For the entries below, report every line that includes the word "icon".

Data for analysis
★ ★ ★ ★

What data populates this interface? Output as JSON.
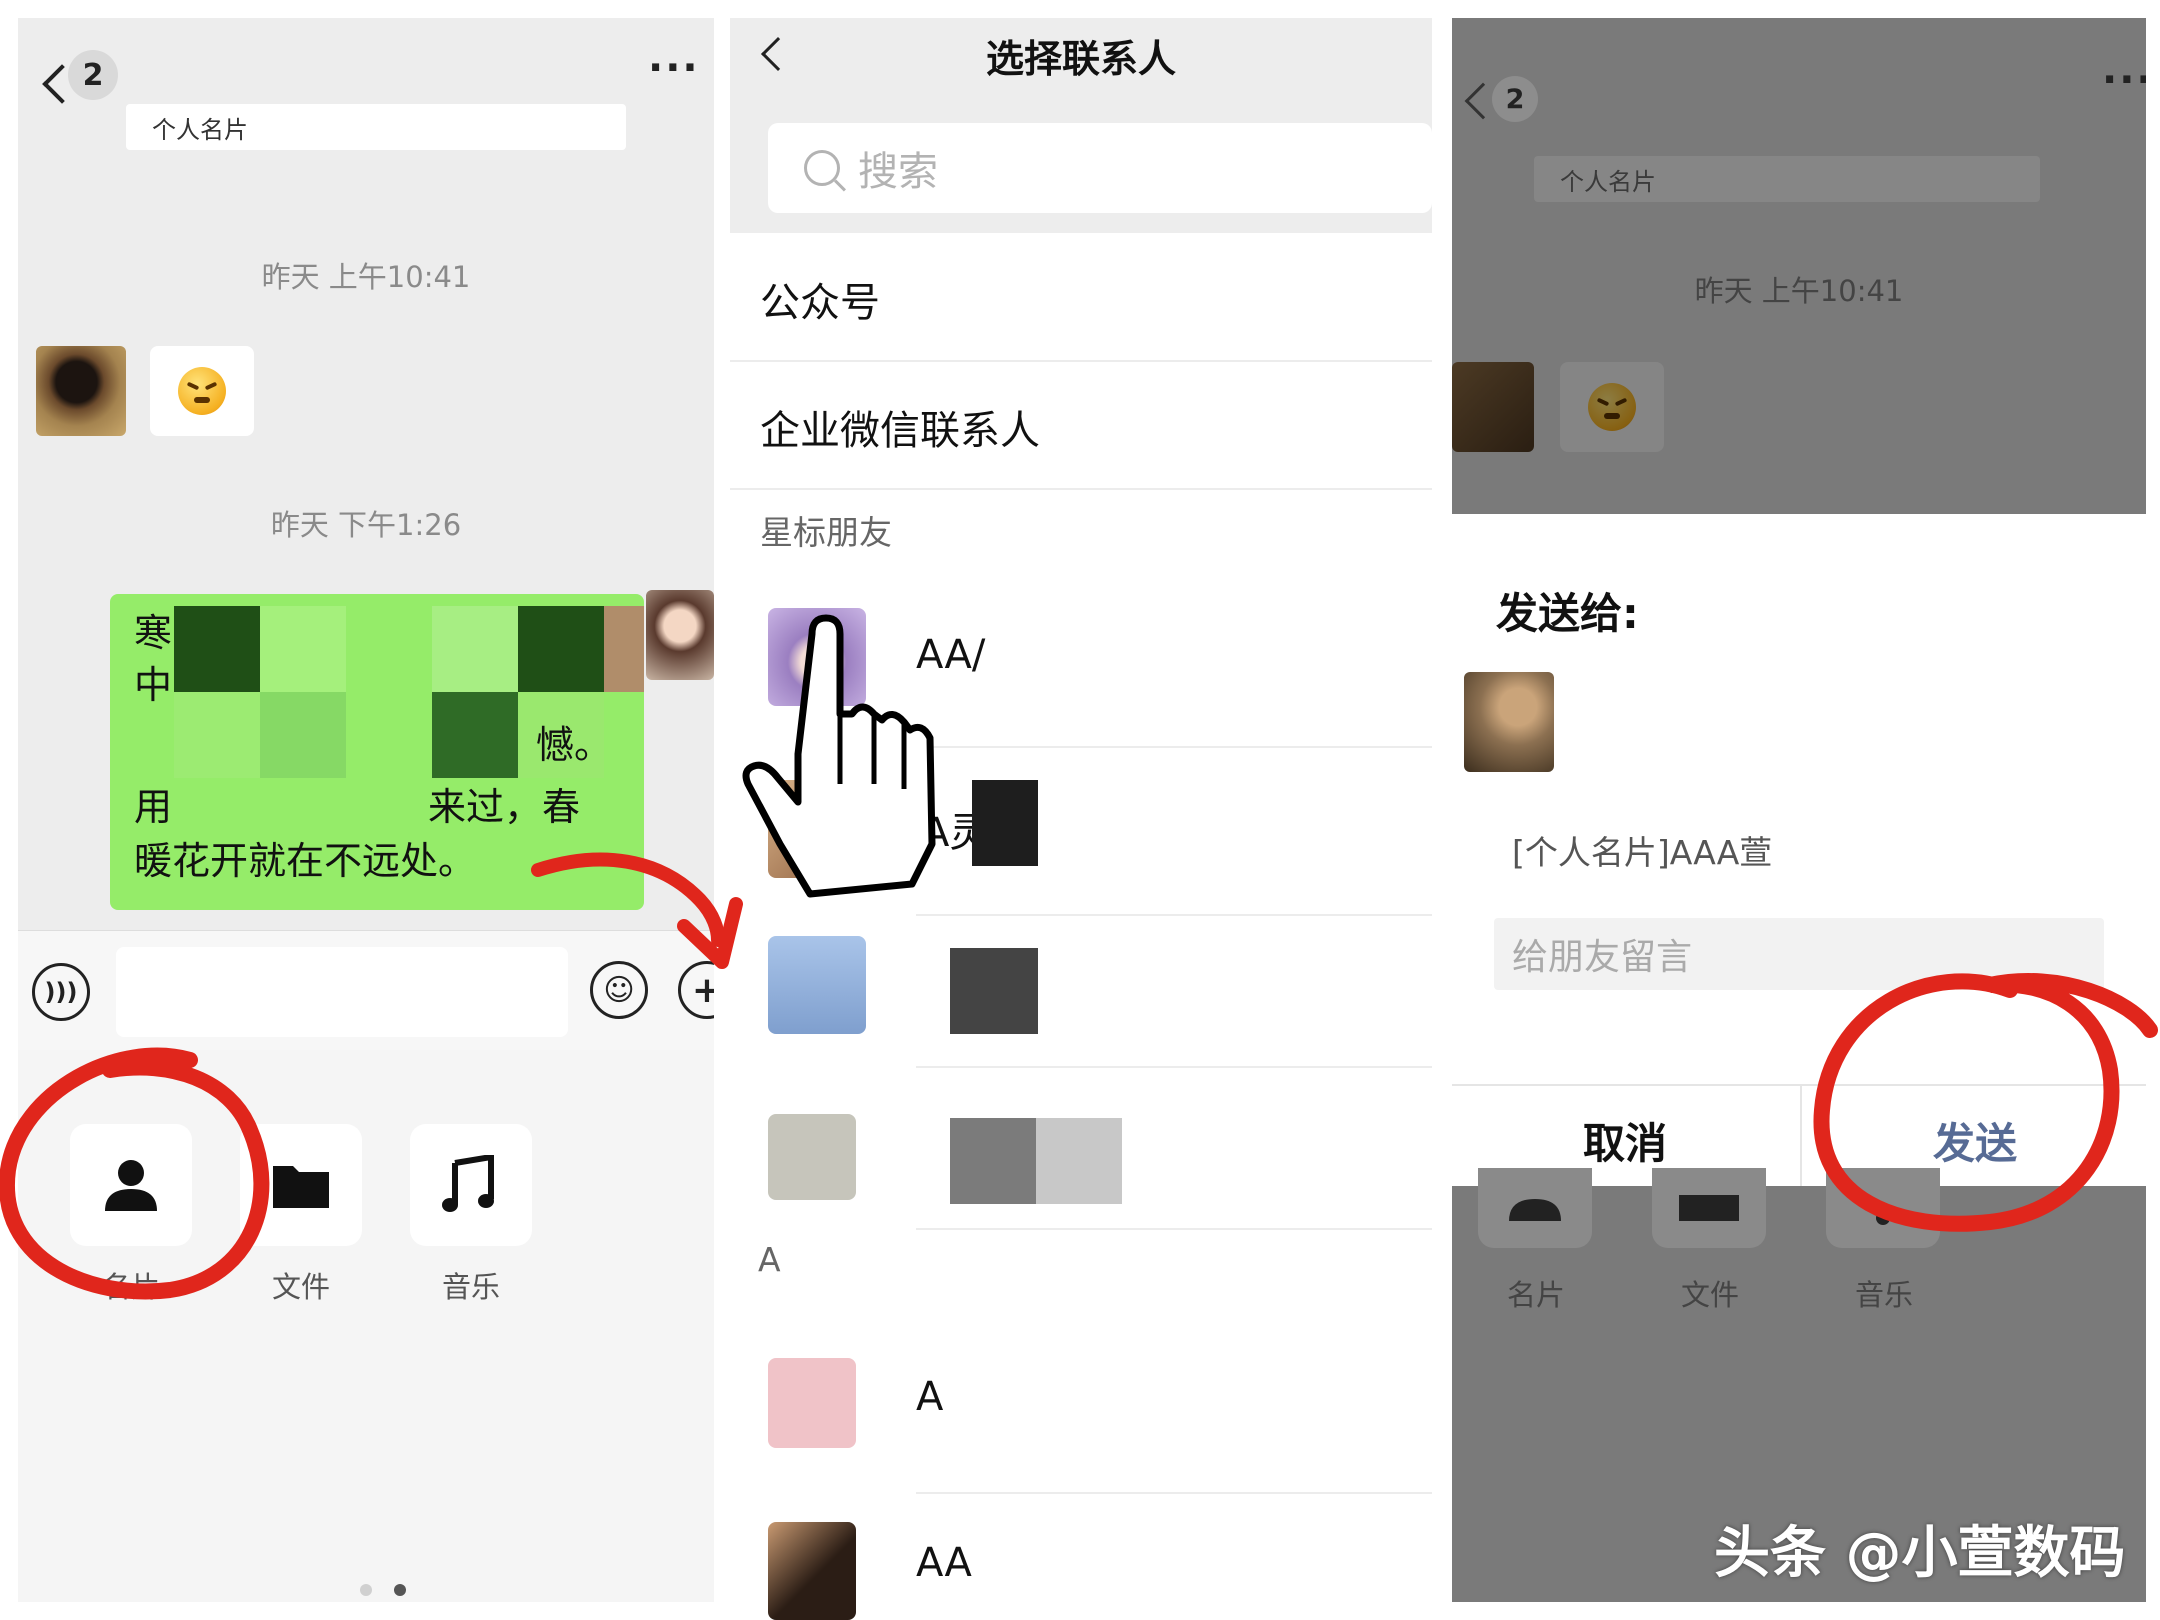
{
  "panel1": {
    "header": {
      "badge": "2",
      "more": "···"
    },
    "card_strip": "个人名片",
    "time1": "昨天 上午10:41",
    "time2": "昨天 下午1:26",
    "message_lines": [
      "寒",
      "中",
      "憾。",
      "用",
      "来过，春",
      "暖花开就在不远处。"
    ],
    "tools": [
      {
        "label": "名片",
        "icon": "contact-card-icon"
      },
      {
        "label": "文件",
        "icon": "folder-icon"
      },
      {
        "label": "音乐",
        "icon": "music-icon"
      }
    ],
    "colors": {
      "bubble_green": "#95ec69",
      "annotation_red": "#e0261c"
    }
  },
  "panel2": {
    "title": "选择联系人",
    "search_placeholder": "搜索",
    "rows": [
      "公众号",
      "企业微信联系人"
    ],
    "section_starred": "星标朋友",
    "section_a": "A",
    "contacts": [
      {
        "name": "AA/"
      },
      {
        "name": "A灵"
      },
      {
        "name": "A"
      },
      {
        "name": "AA"
      }
    ]
  },
  "panel3": {
    "header": {
      "badge": "2"
    },
    "card_strip": "个人名片",
    "time1": "昨天 上午10:41",
    "dialog": {
      "title": "发送给:",
      "card_text": "[个人名片]AAA萱",
      "message_placeholder": "给朋友留言",
      "cancel": "取消",
      "send": "发送"
    },
    "tray_labels": [
      "名片",
      "文件",
      "音乐"
    ],
    "watermark": "头条 @小萱数码",
    "colors": {
      "send_blue": "#576b95"
    }
  }
}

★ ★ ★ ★

Answer to this task
        "icon": "contact-card-icon"
        "icon": "folder-icon"
        "icon": "music-icon"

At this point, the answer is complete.